═══ Data for analysis
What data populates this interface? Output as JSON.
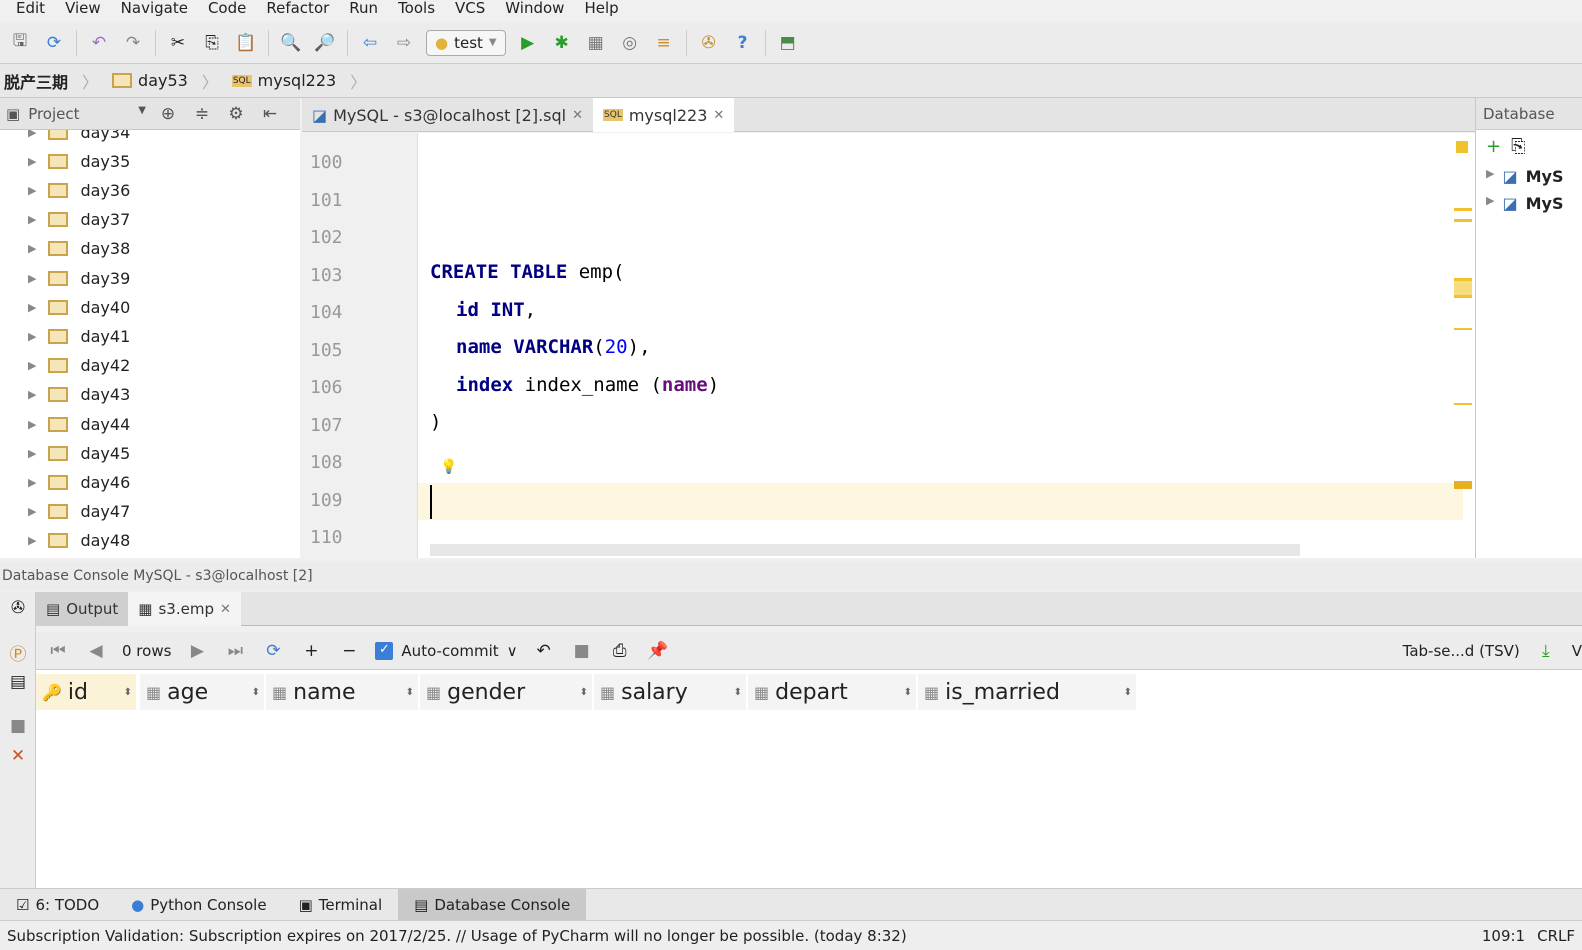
{
  "menu": [
    "Edit",
    "View",
    "Navigate",
    "Code",
    "Refactor",
    "Run",
    "Tools",
    "VCS",
    "Window",
    "Help"
  ],
  "toolbar": {
    "run_config": "test"
  },
  "breadcrumb": [
    "脱产三期",
    "day53",
    "mysql223"
  ],
  "project": {
    "title": "Project",
    "items": [
      "day34",
      "day35",
      "day36",
      "day37",
      "day38",
      "day39",
      "day40",
      "day41",
      "day42",
      "day43",
      "day44",
      "day45",
      "day46",
      "day47",
      "day48"
    ]
  },
  "editor_tabs": [
    {
      "label": "MySQL - s3@localhost [2].sql"
    },
    {
      "label": "mysql223",
      "active": true
    }
  ],
  "line_numbers": [
    "100",
    "101",
    "102",
    "103",
    "104",
    "105",
    "106",
    "107",
    "108",
    "109",
    "110"
  ],
  "code": {
    "l103a": "CREATE TABLE ",
    "l103b": "emp(",
    "l104a": "id ",
    "l104b": "INT",
    ",": ",",
    "l105a": "name ",
    "l105b": "VARCHAR",
    "l105c": "(",
    "l105d": "20",
    "l105e": "),",
    "l106a": "index ",
    "l106b": "index_name (",
    "l106c": "name",
    "l106d": ")",
    "l107": ")"
  },
  "database_panel": {
    "title": "Database",
    "items": [
      "MyS",
      "MyS"
    ]
  },
  "console": {
    "title": "Database Console MySQL - s3@localhost [2]",
    "tabs": [
      "Output",
      "s3.emp"
    ],
    "rows": "0 rows",
    "autocommit": "Auto-commit",
    "autocommit_checked": true,
    "export": "Tab-se...d (TSV)",
    "v": "V",
    "columns": [
      "id",
      "age",
      "name",
      "gender",
      "salary",
      "depart",
      "is_married"
    ]
  },
  "bottom_tabs": [
    "6: TODO",
    "Python Console",
    "Terminal",
    "Database Console"
  ],
  "status": {
    "message": "Subscription Validation: Subscription expires on 2017/2/25. // Usage of PyCharm will no longer be possible. (today 8:32)",
    "position": "109:1",
    "line_sep": "CRLF"
  }
}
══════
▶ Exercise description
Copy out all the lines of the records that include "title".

▶ Written response
    "title": "Project",
    "title": "Database",
    "title": "Database Console MySQL - s3@localhost [2]",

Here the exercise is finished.